Mobile health—or mHealth—has been a buzz phrase in the global health field for years. Now, following a February USC conference, experts are examining ways in which mobile technologies can contribute not just to immediate health interventions, but to wellness overall.
Non-communicable diseases such as heart disease, stroke, cancer, diabetes and chronic lung disease, dominate health care needs and spending in all high and most low and middle-income countries. They cause an estimated 36 million deaths every year, including 9 million people dying prematurely before the age of 60.
In recognition of this global threat, in 2012 the World Health Organization partnered with the International Telecommunication Union to launch the Be He@lthy, Be Mobile initiative, which focuses on the use of mobile technology in preventing and controlling NCDs.
Part of the initiative, the 2014 Global mWellness Workshop at USC brought together a broad coalition of United Nations, government, academic and private sector partners to establish ways to implement national programs targeting diet, physical activity, stress and risk factor management.
“This pioneering workshop embodies USC’s trans-disciplinary approach to global health,” said Heather Wipfli, USC Institute for Global Health associate director and organizer of the workshop.
“With the number of mobile-cellular subscriptions approaching 7 billion worldwide, now is the time to take advantage of the growing capacity to drive behavior change through handheld devices.”
Attendees included academics, government officials and representatives from ITU, WHO, Nike, Verizon, Bupa and Qualcomm, among others. They are currently drafting a practical steps document to launch national mWellness programs in select countries in the Be He@althy, Be Mobile initiative.
USC students partook in the conference through the third annual USC Global Health Case Competition, for which the conference participants served as judges. Written with the WHO, this year’s case challenge asked students to construct mWellness solutions to control and prevent non-communicable diseases.

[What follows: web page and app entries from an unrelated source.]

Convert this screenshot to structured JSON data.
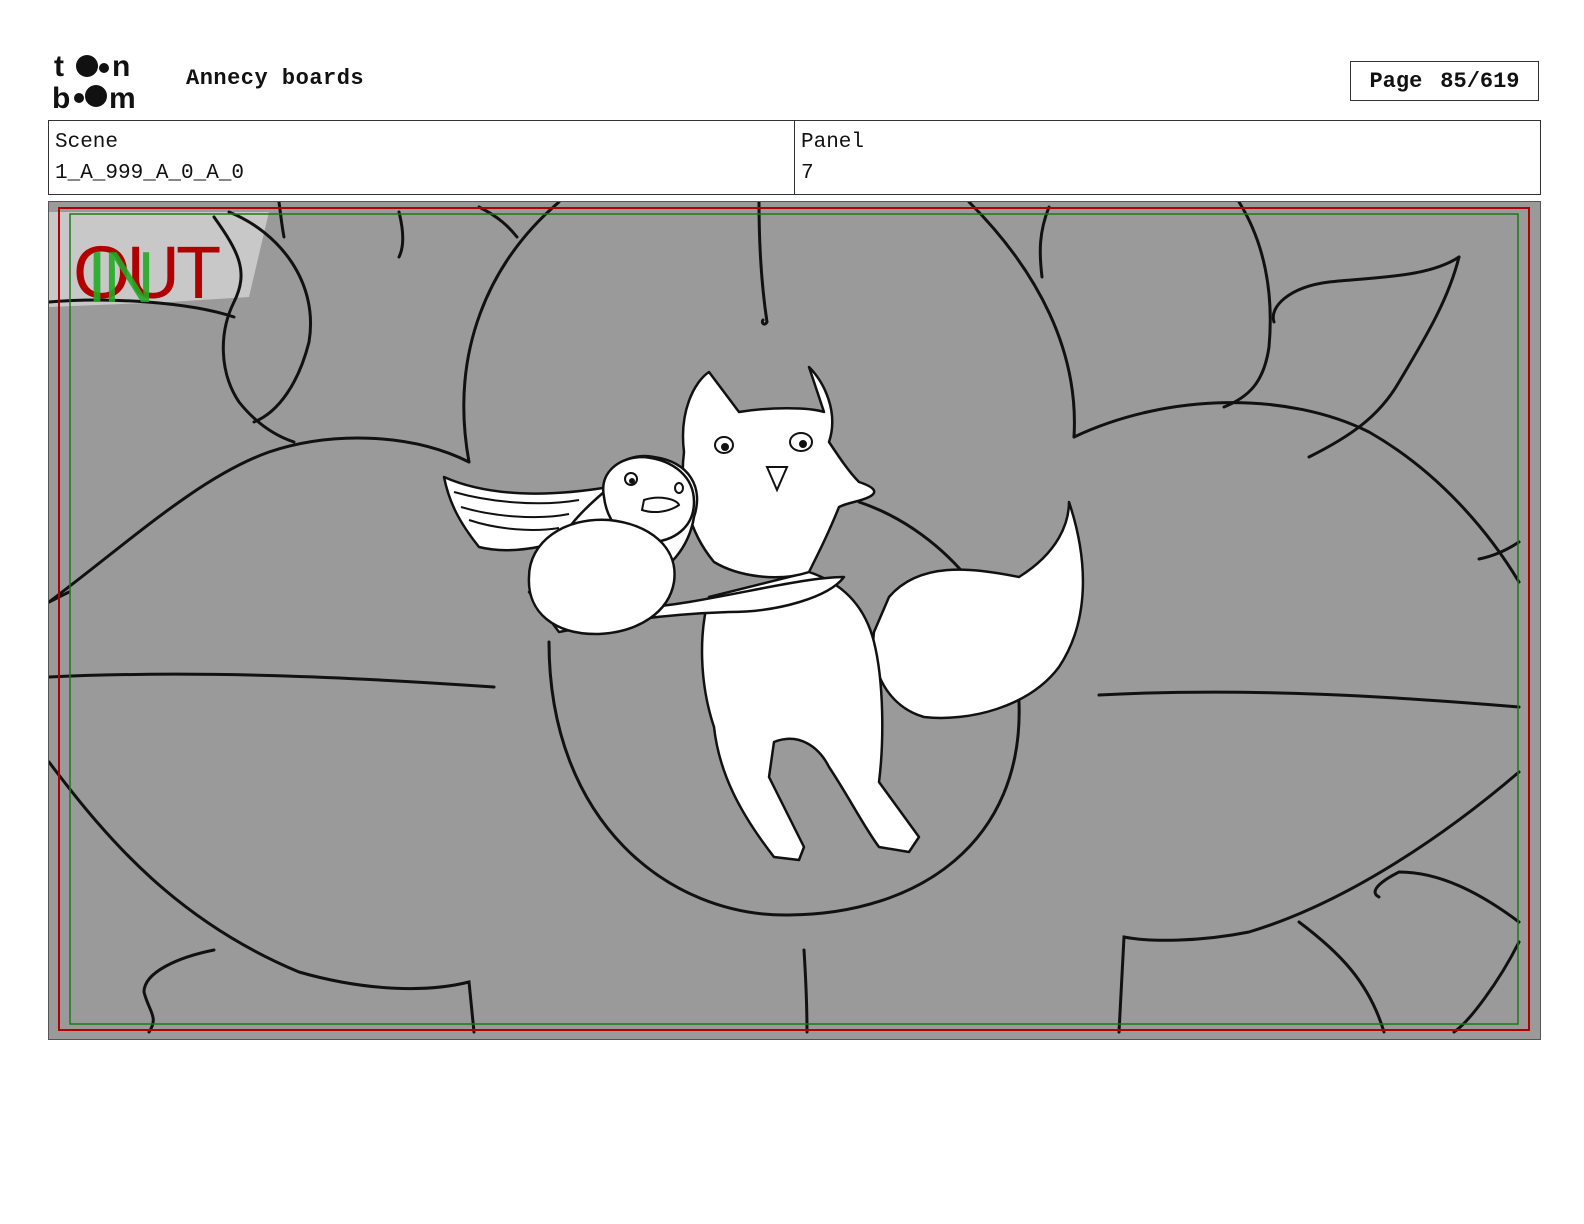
{
  "header": {
    "logo_text": "toon boom",
    "title": "Annecy boards",
    "page_label": "Page",
    "page_value": "85/619"
  },
  "info": {
    "scene_label": "Scene",
    "scene_value": "1_A_999_A_0_A_0",
    "panel_label": "Panel",
    "panel_value": "7"
  },
  "panel_image": {
    "overlay_out_text": "OUT",
    "overlay_in_text": "IN",
    "colors": {
      "background": "#9a9a9a",
      "outline": "#111111",
      "safe_frame_red": "#b00000",
      "safe_frame_green": "#1a7a1a",
      "overlay_out": "#b00000",
      "overlay_in": "#22aa22"
    }
  }
}
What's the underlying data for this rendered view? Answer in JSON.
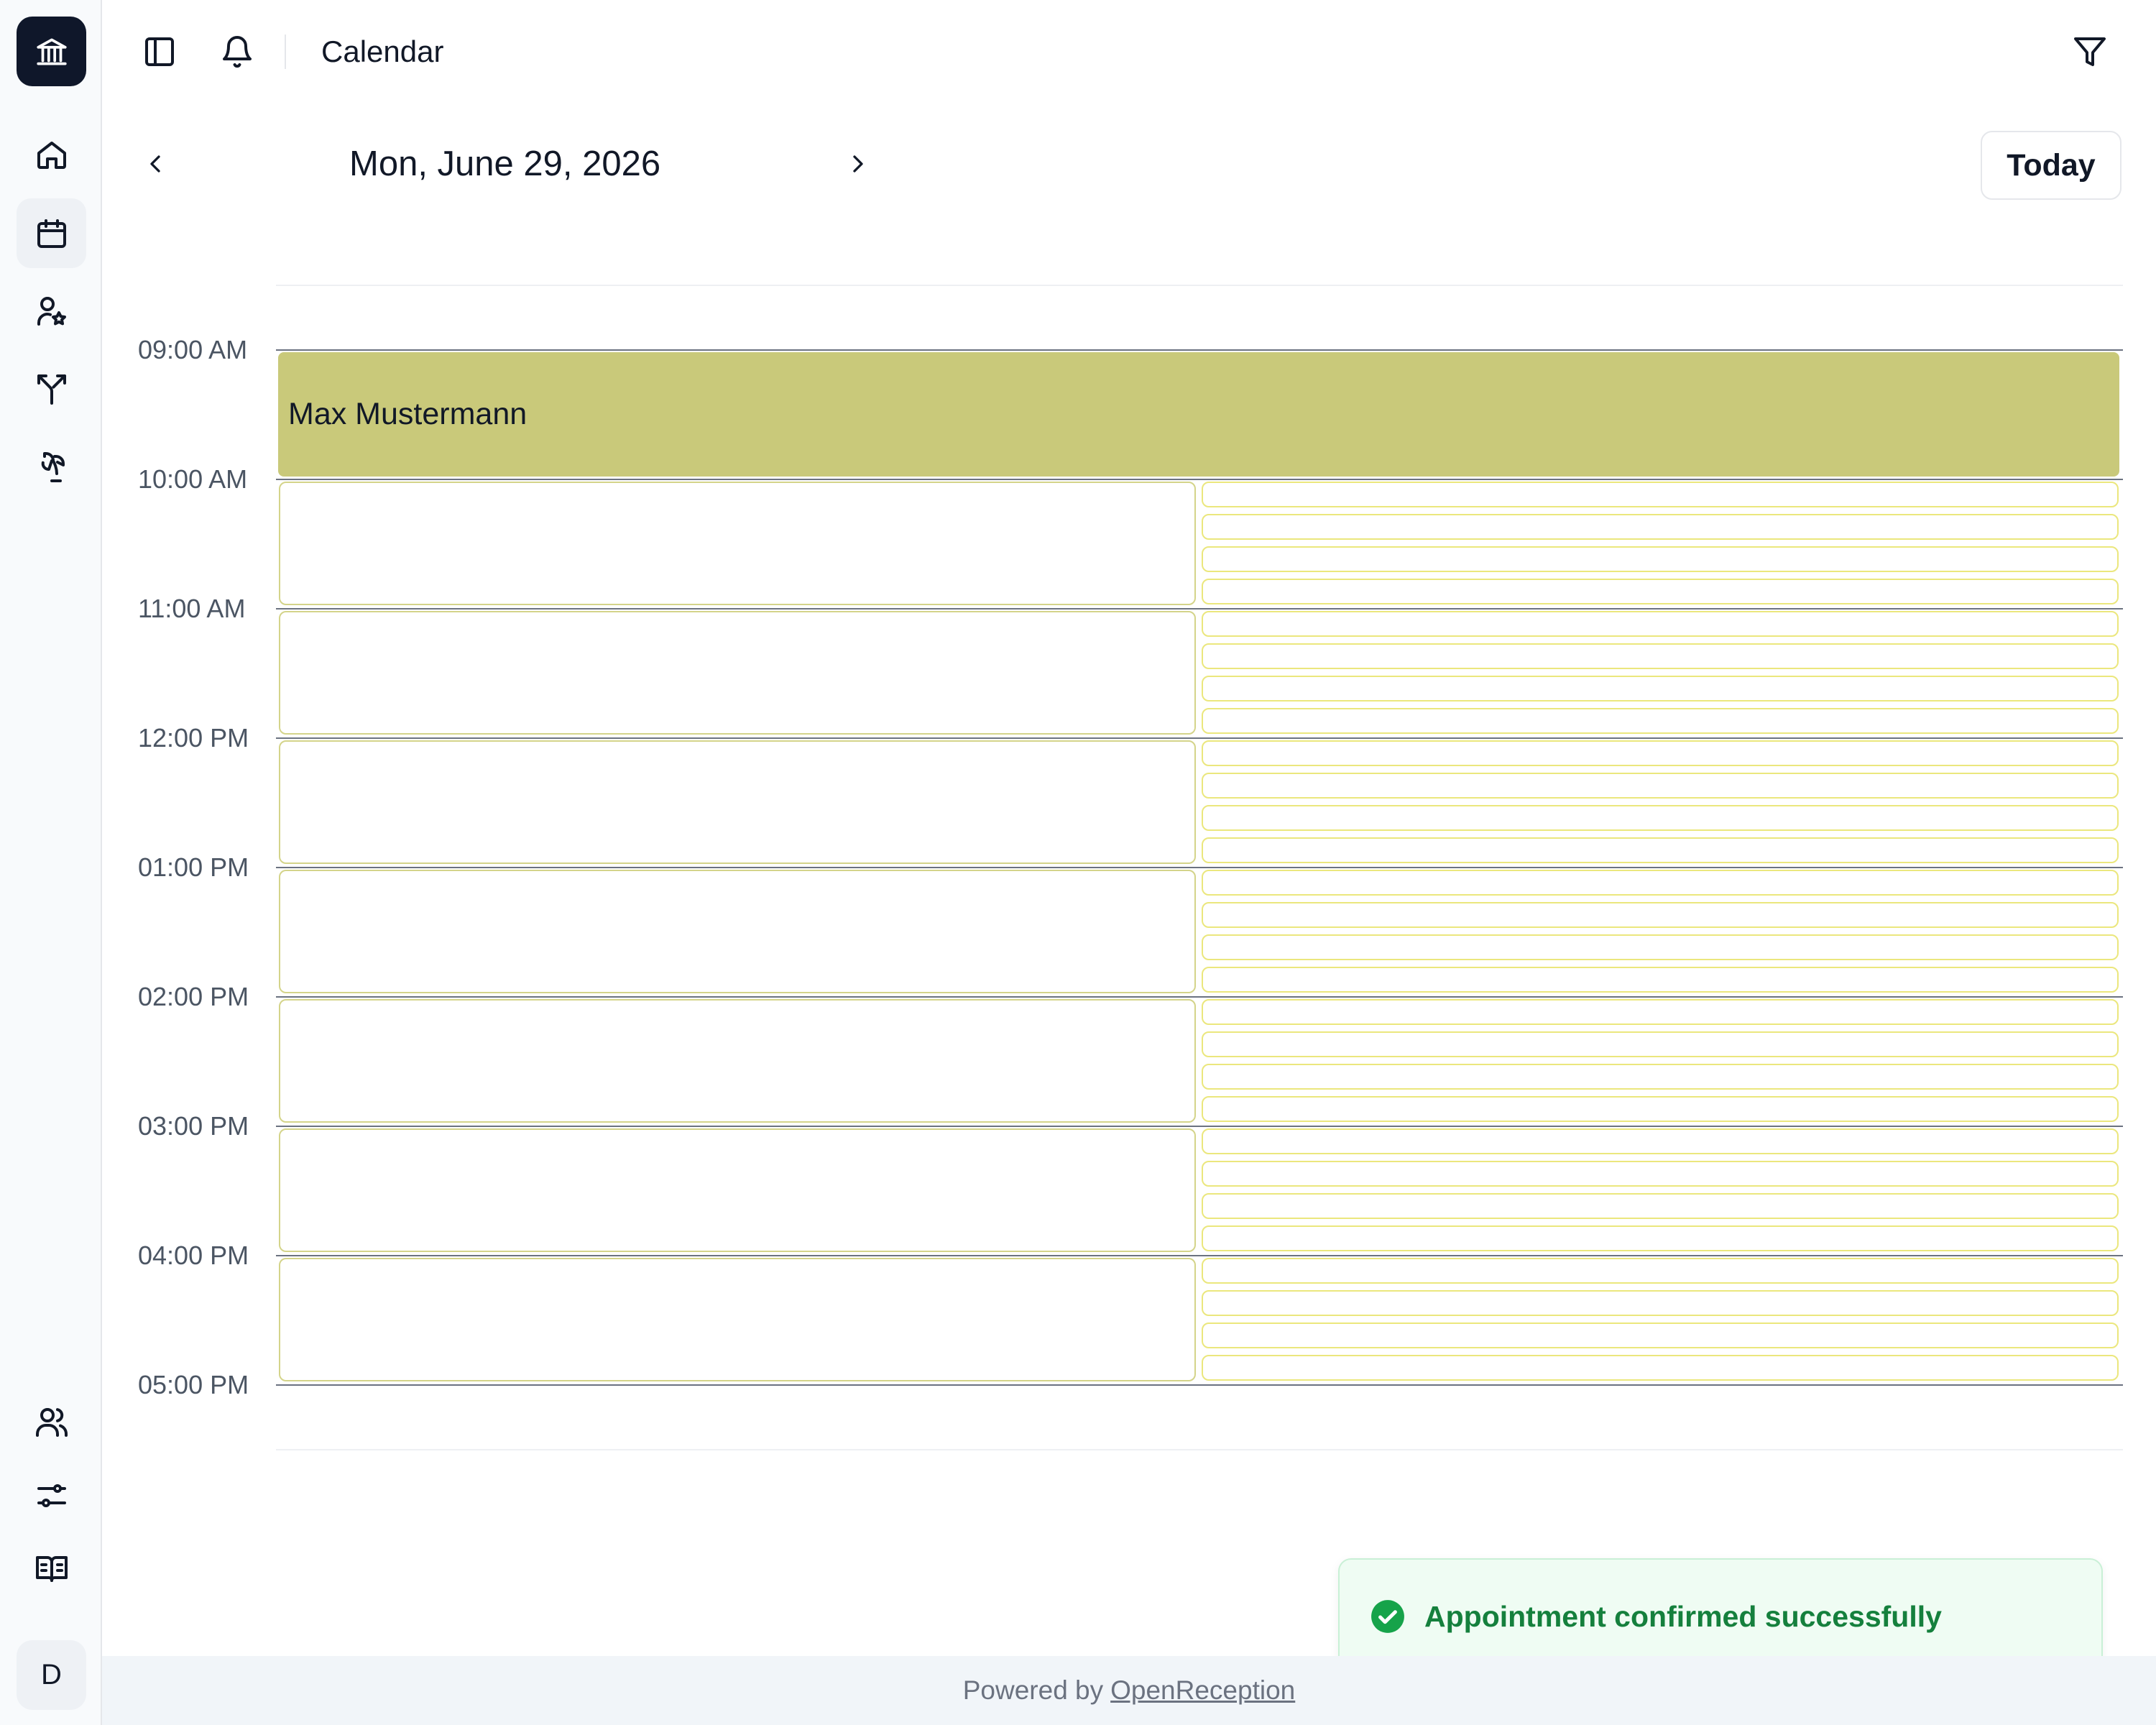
{
  "sidebar": {
    "logo_icon": "bank-icon",
    "nav": [
      {
        "name": "home",
        "icon": "home-icon"
      },
      {
        "name": "calendar",
        "icon": "calendar-icon",
        "active": true
      },
      {
        "name": "clients",
        "icon": "user-star-icon"
      },
      {
        "name": "routing",
        "icon": "split-arrow-icon"
      },
      {
        "name": "vacation",
        "icon": "palm-tree-icon"
      }
    ],
    "bottom_nav": [
      {
        "name": "team",
        "icon": "users-icon"
      },
      {
        "name": "settings",
        "icon": "sliders-icon"
      },
      {
        "name": "docs",
        "icon": "book-open-icon"
      }
    ],
    "avatar_initial": "D"
  },
  "header": {
    "title": "Calendar",
    "filter_icon": "filter-icon"
  },
  "date_nav": {
    "date": "Mon, June 29, 2026",
    "today_label": "Today"
  },
  "calendar": {
    "time_labels": [
      "09:00 AM",
      "10:00 AM",
      "11:00 AM",
      "12:00 PM",
      "01:00 PM",
      "02:00 PM",
      "03:00 PM",
      "04:00 PM",
      "05:00 PM"
    ],
    "event": {
      "name": "Max Mustermann",
      "color": "#c9c97a"
    },
    "slot_border_color": "#ebe77d"
  },
  "toast": {
    "message": "Appointment confirmed successfully",
    "icon": "check-circle-icon",
    "color": "#15803d"
  },
  "footer": {
    "prefix": "Powered by",
    "link": "OpenReception"
  }
}
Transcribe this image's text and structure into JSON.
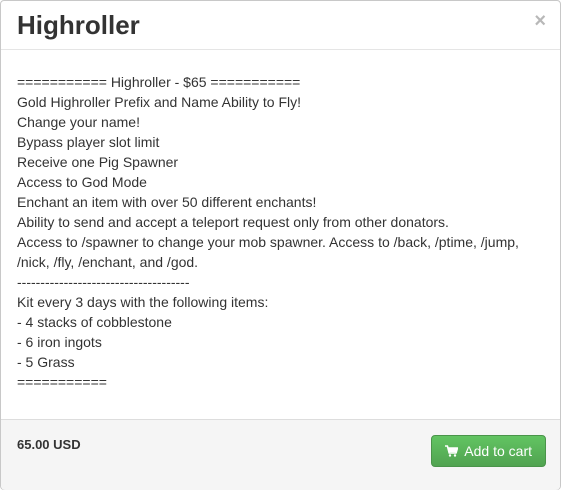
{
  "modal": {
    "title": "Highroller",
    "close_symbol": "×"
  },
  "description": {
    "lines": [
      "=========== Highroller - $65 ===========",
      "Gold Highroller Prefix and Name Ability to Fly!",
      "Change your name!",
      "Bypass player slot limit",
      "Receive one Pig Spawner",
      "Access to God Mode",
      "Enchant an item with over 50 different enchants!",
      "Ability to send and accept a teleport request only from other donators.",
      "Access to /spawner to change your mob spawner. Access to /back, /ptime, /jump, /nick, /fly, /enchant, and /god.",
      "-------------------------------------",
      "Kit every 3 days with the following items:",
      "- 4 stacks of cobblestone",
      "- 6 iron ingots",
      "- 5 Grass",
      "==========="
    ]
  },
  "footer": {
    "price": "65.00 USD",
    "add_to_cart_label": "Add to cart",
    "add_to_cart_icon": "shopping-cart-icon"
  },
  "colors": {
    "button_green": "#5bb75b",
    "footer_bg": "#f5f5f5"
  }
}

The winning team, comprising five undergraduates, proposed a national “dancersize” program in the Philippines. The students will represent USC at the International Emory Global Health Case Competition at the end of the month.